After the Asylum
People with mental-health problems were once locked away in asylums. Now most live in the community, like Mags Kelly, whose story is told here. But they can easily fall through the cracks of an underfunded service.
The result is an understaffed community mental-health service that patients say is leaving them isolated, disempowered and starved of meaningful treatment options. Concerns are growing that patients in the community may fall through the cracks of an underfunded and understaffed service into homelessness, prison or back in acute in-patient units.
All of this is happening at a time when indicators show an increase in demand for mental-health assistance. Latest figures show the number of suicides and people self-harming is up, while mental-health groups such as Pieta House and others say they are struggling to meet demand for assistance. Just when mental-health services are needed most, they are fraying at the seams.
How Mags dresses depends on her mood. Today, she’s wearing black, splashed with a riot of primary colours. Morning begins in the kitchen, helping to bake scones, and feeding some of the animals. Later, other residents will come back from the bakery and they’ll sit down and catch up on the events of the day.
Her days now are measured in structure and routine – a world away from the chaos of her life before. Looking back, it’s hard to see when things began to unravel. Maybe it was abuse she suffered, or maybe it was anger. She would steal tablets and take overdoses, go on drinking binges that left her in hospital, or lash out at people around her.
“I was seen as a wild child,” she says. “I remember cutting all my hair off. That’s when I began stubbing myself with cigarettes.”
Now that she looks back, she feels that abuse and other troubling experiences earlier in life were at the root of it all. In her mid-teens she ran away from home. It was the beginning of two decades of tumult: sleeping on pavements or in crowded homeless shelters, or getting through the day in a haze of drugs or alcohol.
There were times when she held down jobs or had a flat. But her mental-health problems were always lurking around the corner, waiting to trip her up. The response of authorities seemed to make things worse.
“The psychiatric system that I went to for help just kept pumping me up with tablet after tablet – up to 50 or 60 a day at one point,” Mags says. “. . . I was getting injections as well – I never knew what they were – and couldn’t get out of bed for days afterwards . . . I’d be asking people what day of the week it was. I didn’t know. I’d be drooling from the mouth.”
There were inpatient stays in mental hospitals, too. So many now that she can’t remember. Back on the street, she used crack, heroin or alcohol to ease the pain. Many of those she met on the streets died through overdoses, medical complications, suicide or other reasons.
Just over a year ago, Mags suffered a brutal assault. She could feel her life slipping through her fingers as she lost several pints of blood. She recovered, but she wasn’t sure if she could survive another setback. By now she was living in a homeless shelter in Cork.
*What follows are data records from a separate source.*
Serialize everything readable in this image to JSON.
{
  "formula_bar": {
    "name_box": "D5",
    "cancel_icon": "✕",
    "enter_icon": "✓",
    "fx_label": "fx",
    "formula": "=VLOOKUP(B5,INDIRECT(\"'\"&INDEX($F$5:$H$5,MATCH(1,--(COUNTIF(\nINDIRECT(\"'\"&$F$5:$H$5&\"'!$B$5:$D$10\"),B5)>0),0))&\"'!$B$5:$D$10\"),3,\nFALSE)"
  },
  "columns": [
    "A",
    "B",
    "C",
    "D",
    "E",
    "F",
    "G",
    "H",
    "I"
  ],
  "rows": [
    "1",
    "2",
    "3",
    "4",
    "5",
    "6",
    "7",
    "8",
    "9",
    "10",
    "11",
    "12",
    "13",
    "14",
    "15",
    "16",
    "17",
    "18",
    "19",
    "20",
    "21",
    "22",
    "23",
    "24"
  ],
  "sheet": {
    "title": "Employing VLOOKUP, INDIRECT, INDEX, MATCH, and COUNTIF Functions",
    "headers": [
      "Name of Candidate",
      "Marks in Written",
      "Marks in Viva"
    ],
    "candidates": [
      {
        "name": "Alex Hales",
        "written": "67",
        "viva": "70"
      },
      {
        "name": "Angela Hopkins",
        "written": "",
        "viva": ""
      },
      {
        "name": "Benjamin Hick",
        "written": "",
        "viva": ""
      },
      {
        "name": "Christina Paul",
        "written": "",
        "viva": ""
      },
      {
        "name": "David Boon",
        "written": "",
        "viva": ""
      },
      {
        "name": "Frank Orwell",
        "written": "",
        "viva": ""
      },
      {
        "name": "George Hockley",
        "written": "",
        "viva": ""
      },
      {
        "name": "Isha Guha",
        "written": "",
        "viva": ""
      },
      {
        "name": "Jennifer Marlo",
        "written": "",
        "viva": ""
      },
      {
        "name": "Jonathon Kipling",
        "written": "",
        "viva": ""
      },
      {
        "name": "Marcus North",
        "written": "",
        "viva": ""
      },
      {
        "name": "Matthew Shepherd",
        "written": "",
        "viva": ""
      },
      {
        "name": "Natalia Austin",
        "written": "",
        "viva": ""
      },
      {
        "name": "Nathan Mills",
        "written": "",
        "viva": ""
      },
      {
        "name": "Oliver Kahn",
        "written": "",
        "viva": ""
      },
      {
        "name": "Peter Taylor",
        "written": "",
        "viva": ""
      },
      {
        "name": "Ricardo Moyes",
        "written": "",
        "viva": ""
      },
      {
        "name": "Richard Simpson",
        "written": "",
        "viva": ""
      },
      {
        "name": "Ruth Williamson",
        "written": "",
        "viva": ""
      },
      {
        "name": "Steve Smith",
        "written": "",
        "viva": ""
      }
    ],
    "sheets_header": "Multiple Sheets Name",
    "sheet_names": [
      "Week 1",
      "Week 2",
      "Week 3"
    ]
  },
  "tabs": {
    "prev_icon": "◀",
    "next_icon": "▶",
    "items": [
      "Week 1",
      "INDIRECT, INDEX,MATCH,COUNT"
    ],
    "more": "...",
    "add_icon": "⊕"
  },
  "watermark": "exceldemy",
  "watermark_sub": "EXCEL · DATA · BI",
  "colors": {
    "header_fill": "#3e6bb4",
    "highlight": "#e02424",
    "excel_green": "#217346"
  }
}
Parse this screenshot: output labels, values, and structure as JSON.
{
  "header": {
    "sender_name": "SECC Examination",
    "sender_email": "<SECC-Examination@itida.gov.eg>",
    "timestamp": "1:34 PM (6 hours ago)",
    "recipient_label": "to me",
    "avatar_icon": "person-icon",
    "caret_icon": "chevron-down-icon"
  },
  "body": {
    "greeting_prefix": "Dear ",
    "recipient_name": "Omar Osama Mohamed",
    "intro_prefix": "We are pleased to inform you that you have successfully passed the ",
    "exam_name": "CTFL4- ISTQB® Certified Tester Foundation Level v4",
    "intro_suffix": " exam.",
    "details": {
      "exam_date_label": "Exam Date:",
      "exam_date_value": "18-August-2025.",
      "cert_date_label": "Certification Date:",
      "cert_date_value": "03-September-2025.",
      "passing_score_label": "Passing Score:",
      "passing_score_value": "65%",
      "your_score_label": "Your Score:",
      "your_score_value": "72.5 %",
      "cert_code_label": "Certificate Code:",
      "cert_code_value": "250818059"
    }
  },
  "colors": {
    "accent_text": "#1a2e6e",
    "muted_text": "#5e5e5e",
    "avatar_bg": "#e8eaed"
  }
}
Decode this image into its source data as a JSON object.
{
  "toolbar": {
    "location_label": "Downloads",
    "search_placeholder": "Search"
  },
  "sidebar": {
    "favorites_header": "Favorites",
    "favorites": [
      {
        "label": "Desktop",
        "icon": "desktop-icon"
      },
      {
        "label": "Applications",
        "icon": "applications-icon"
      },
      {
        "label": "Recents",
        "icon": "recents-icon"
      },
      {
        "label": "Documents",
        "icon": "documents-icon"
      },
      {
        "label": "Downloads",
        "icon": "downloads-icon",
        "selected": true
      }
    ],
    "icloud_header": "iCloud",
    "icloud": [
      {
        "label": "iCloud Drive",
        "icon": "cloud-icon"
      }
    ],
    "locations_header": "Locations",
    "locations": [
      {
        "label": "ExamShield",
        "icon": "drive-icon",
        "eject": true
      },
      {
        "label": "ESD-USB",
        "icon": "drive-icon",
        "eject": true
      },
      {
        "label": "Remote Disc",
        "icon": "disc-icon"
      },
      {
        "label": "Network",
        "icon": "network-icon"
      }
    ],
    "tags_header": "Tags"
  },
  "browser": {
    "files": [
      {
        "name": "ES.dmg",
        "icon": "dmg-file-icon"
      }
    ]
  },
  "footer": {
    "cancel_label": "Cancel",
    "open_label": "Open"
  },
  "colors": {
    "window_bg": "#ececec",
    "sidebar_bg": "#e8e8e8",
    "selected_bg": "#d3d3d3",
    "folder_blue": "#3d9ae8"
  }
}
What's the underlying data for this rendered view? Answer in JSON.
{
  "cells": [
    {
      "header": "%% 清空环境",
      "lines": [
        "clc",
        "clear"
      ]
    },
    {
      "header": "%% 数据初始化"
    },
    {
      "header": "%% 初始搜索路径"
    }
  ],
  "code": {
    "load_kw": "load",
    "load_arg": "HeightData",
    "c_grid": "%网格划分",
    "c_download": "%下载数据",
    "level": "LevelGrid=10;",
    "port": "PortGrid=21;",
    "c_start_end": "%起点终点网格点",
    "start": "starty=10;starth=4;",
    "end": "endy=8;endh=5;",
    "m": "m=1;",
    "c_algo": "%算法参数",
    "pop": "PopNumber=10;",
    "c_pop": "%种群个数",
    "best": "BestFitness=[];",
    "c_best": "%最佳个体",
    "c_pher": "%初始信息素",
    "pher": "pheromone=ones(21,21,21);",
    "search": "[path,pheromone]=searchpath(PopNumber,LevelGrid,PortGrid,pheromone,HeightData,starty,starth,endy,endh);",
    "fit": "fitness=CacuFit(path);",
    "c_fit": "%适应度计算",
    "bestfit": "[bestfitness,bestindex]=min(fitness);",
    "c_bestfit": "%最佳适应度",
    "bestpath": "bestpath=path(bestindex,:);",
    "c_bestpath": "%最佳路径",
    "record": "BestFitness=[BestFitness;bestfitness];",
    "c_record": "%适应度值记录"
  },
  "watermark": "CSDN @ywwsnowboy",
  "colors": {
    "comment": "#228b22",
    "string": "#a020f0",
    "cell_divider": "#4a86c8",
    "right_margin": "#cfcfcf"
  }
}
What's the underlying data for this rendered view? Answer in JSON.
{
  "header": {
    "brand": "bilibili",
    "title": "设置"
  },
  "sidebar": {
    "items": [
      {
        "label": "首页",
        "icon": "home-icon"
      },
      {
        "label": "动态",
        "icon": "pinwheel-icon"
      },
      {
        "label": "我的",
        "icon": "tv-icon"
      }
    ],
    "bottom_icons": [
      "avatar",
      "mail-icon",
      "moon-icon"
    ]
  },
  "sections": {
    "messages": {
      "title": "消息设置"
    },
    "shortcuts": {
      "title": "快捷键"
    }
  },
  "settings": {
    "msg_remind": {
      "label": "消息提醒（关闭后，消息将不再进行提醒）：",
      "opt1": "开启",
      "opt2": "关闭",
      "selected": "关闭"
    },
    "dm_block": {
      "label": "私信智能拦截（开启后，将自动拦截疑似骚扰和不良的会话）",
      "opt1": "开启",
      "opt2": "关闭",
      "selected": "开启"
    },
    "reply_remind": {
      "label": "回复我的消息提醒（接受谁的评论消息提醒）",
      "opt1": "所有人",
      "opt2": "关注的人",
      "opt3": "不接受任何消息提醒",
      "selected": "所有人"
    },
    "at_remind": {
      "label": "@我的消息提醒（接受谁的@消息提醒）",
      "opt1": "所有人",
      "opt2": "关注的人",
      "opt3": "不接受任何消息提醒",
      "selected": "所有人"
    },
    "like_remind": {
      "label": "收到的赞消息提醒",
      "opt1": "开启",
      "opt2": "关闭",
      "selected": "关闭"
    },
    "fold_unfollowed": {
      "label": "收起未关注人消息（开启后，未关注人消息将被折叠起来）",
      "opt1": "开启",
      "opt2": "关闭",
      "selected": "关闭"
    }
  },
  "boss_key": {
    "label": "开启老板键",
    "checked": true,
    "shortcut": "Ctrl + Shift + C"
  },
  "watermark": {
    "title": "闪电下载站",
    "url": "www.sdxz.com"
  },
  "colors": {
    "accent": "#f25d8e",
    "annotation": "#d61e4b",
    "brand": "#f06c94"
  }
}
When she was told about Slí Eile, a community therapeutic centre in the countryside, she was skeptical at first. “It sounded like the kind of place that was full of nuns,” she says. “But another girl – a previous tenant here – told me, ‘My neighbours were the bird; you’ll be safe and get your life sorted out’.”
It was a big readjustment. Empty days were replaced with support and routine; a bakery to get involved in, as well as gardens and farmyard animals. The other residents seemed nice. Counsellors visited and a step-by-step programme was provided, designed to give Mags the chance to live either independently or with support. She left after two weeks, unable to cope. She couldn’t settle. It was too much, too soon.
Care in the community is complicated. If there are lessons to be learned about how to close Ireland’s asylums, the UK is a good place to start. Its policy to close down institutions and provide care in the community took place mainly during the late 1970s and 1980s.
While also seen as a progressive move, It ended up being criticised for not providing the kind of rehabilitation services needed to help people with psychiatric problems live successfully in the community.
The numbers of mentally ill people in jail or on the streets climbed significantly during this period. Some refer to it as Penrose’s Law, after the British psychiatrist Lionel Penrose who found that the prison population rose as the population in psychiatric institutions fell.
Professionals here worry that we are seeing the same troubling indicators in Ireland: our prison population has been growing over recent years – along with the numbers of homeless – at a time when we are closing down old institutions.
“The danger is that, in many cases, we’re just swapping one institution for another,” says one HSE consultant psychiatrist. It’s a reminder that community care means much more than simply providing housing: it also requires support, rehabilitation and a strong focus on recovering people’s shattered sense of self.